Why should I care about the fraud triangle if I am a Chief Claims Officer or an investigator for a P&C insurer? Great question.

My view is that nobody has the ability to control another person’s rationalization. This is both fortunate and unfortunate. It goes back to how someone was brought up, including their morals and other life experiences.

Further, life happens. Extensive medical bills or the loss of a loved one who is the main breadwinner can be a real hardship. This pressure can be a significant motivator, especially if there are creditors knocking on the door. Individuals may believe they have no way to get out of the financial hole they are facing.

Thus, rationalization and pressure are closely tied together. If a person believes it’s easy to steal and they will get away with it, then why not? There is an opportunity. Now they can go ahead and actually commit the fraud since there is nothing in the way to stop them.

Therefore, insurance companies have a hard time controlling rationalization or pressure. What they can control is an opportunity by putting important controls in place or installing fraud detection technology.

Risk detection platforms stop fraudsters at both underwriting and claims. This model is made up of artificial intelligence, text mining, expert rules, anomaly detection, third-party data sources and predictive models that close the opportunity gap. For example, FRISS’ Trust Automation platform flags out suspicious behavior instantly because the software is trained to recognize not only common fraud schemes but also to make connections between dubious information from different data sources. Using the latest technology insurers can prevent fraud before it happens and stay ahead of the fraudsters.
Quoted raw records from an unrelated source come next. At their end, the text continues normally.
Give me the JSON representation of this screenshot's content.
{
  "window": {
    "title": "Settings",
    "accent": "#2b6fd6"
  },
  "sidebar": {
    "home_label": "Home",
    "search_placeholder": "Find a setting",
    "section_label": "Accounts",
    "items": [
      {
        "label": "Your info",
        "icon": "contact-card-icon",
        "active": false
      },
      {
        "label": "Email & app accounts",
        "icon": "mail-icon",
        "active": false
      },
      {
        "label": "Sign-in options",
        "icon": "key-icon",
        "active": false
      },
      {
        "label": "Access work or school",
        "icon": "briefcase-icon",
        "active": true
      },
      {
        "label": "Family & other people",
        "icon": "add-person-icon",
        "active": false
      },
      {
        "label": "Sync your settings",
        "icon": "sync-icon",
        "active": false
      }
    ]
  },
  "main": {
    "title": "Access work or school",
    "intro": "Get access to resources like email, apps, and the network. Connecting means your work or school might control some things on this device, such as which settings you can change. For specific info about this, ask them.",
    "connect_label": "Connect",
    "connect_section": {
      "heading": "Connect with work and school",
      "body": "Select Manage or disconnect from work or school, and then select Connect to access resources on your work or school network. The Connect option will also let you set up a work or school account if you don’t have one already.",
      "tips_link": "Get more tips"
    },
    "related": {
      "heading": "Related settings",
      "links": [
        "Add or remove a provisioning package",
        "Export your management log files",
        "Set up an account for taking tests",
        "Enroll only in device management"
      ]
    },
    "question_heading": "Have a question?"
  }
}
About the author
Jim Murphy has a specialized Master’s degree in Economic Crime Management and is a 30-year veteran of the insurance industry. He served as a police officer in New England and spent years running a Special Investigations Unit analyst team. He's always looking to making insurance more honest.